Photo from Energy Tribune
When I started this blog, I promised to talk about my perspective on Japan's changing energy policy, given the nuclear accident back in March. As many of you know, I am an energy policy expert who grew up and have work experience on both sides of the Pacific Ocean, so I was hoping to share my views not only on the accident per se but also on the handling by the media and its long-term implications.
I do however apologize to those of you who were interested in my thoughts, because I now have to refrain from talking about it on a public domain like this. Since I started working for my current employer, I am deeply and professionally involved in the ongoing energy policy reform in Japan, and the situation is becoming more and more complex and politically touchy everyday. I am excited to be a part of such historic reform, but it is also frustrating not to be able to share my thoughts.

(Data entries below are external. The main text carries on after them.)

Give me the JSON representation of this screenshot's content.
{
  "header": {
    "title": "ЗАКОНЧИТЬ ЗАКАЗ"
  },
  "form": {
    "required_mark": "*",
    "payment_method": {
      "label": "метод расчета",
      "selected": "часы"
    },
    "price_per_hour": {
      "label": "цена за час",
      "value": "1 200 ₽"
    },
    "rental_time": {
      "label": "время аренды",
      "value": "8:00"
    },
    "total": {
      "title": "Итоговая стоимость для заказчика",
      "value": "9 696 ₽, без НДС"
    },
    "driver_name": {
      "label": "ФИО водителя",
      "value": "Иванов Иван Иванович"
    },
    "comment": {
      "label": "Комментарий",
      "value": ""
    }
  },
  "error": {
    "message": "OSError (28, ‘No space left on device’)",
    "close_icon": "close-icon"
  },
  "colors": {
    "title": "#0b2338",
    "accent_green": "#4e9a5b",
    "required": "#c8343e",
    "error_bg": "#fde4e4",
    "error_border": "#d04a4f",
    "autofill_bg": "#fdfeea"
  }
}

The only thing I can say here is that a simple rule of thumb applies to energy policy: this is not a black or white issue. Every energy source has pros and cons, ranging from the cost to safety, reliability, the environment, and national security. What we need to have is the right mix of them. We are obviously not anywhere near that point, given the threats from climate change, and no one really even knows where that point is for sure.

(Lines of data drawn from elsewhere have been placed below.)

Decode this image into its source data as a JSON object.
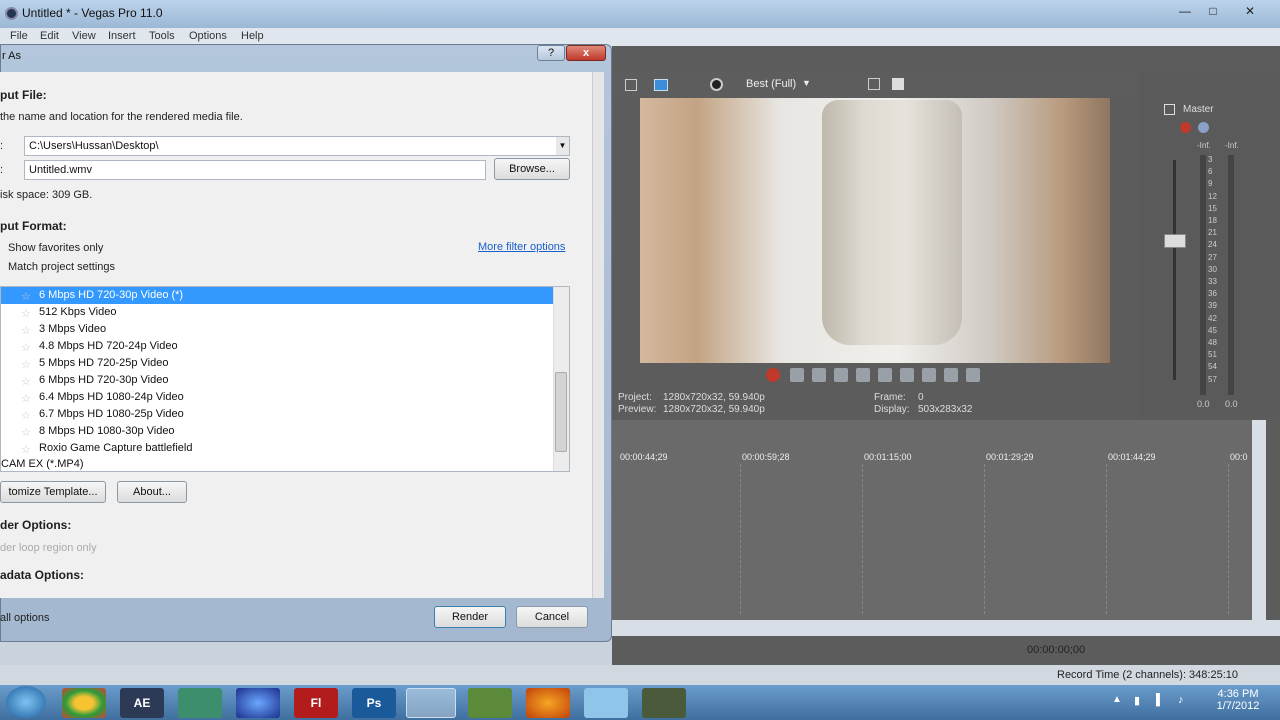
{
  "app": {
    "title": "Untitled * - Vegas Pro 11.0",
    "menu": [
      "File",
      "Edit",
      "View",
      "Insert",
      "Tools",
      "Options",
      "Help"
    ]
  },
  "preview": {
    "quality": "Best (Full)",
    "project_label": "Project:",
    "project_value": "1280x720x32, 59.940p",
    "preview_label": "Preview:",
    "preview_value": "1280x720x32, 59.940p",
    "frame_label": "Frame:",
    "frame_value": "0",
    "display_label": "Display:",
    "display_value": "503x283x32"
  },
  "mixer": {
    "title": "Master",
    "inf_l": "-Inf.",
    "inf_r": "-Inf.",
    "scale": [
      "3",
      "6",
      "9",
      "12",
      "15",
      "18",
      "21",
      "24",
      "27",
      "30",
      "33",
      "36",
      "39",
      "42",
      "45",
      "48",
      "51",
      "54",
      "57"
    ],
    "val_l": "0.0",
    "val_r": "0.0"
  },
  "timeline": {
    "ticks": [
      "00:00:44;29",
      "00:00:59;28",
      "00:01:15;00",
      "00:01:29;29",
      "00:01:44;29",
      "00:0"
    ],
    "timecode": "00:00:00;00",
    "record_time": "Record Time (2 channels): 348:25:10"
  },
  "dialog": {
    "title": "r As",
    "output_file_heading": "put File:",
    "output_file_desc": "the name and location for the rendered media file.",
    "folder_label": ":",
    "folder_value": "C:\\Users\\Hussan\\Desktop\\",
    "name_label": ":",
    "name_value": "Untitled.wmv",
    "browse": "Browse...",
    "disk_space": "isk space: 309 GB.",
    "output_format_heading": "put Format:",
    "show_favorites": "Show favorites only",
    "match_project": "Match project settings",
    "more_filter": "More filter options",
    "templates": [
      "6 Mbps HD 720-30p Video (*)",
      "512 Kbps Video",
      "3 Mbps Video",
      "4.8 Mbps HD 720-24p Video",
      "5 Mbps HD 720-25p Video",
      "6 Mbps HD 720-30p Video",
      "6.4 Mbps HD 1080-24p Video",
      "6.7 Mbps HD 1080-25p Video",
      "8 Mbps HD 1080-30p Video",
      "Roxio Game Capture battlefield"
    ],
    "group_label": "CAM EX (*.MP4)",
    "customize": "tomize Template...",
    "about": "About...",
    "render_options_heading": "der Options:",
    "render_loop": "der loop region only",
    "metadata_heading": "adata Options:",
    "all_options": "all options",
    "render": "Render",
    "cancel": "Cancel",
    "help": "?",
    "close": "x"
  },
  "taskbar": {
    "apps": [
      "AE",
      "Fl",
      "Ps"
    ],
    "time": "4:36 PM",
    "date": "1/7/2012"
  }
}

From ancient times, the media tends to focus on very assertive, sometimes extreme views and opinions, and the experts who know the issue best often can't be so assertive that their views are buried by the media. In the time of crisis and uncertainty, such tendency only gets stronger because people want to know a simple answer. So, I would urge you to always critically and comparatively challenge what experts are saying on the media, and to be careful when they start simplifying the issue and giving you a definitive answer.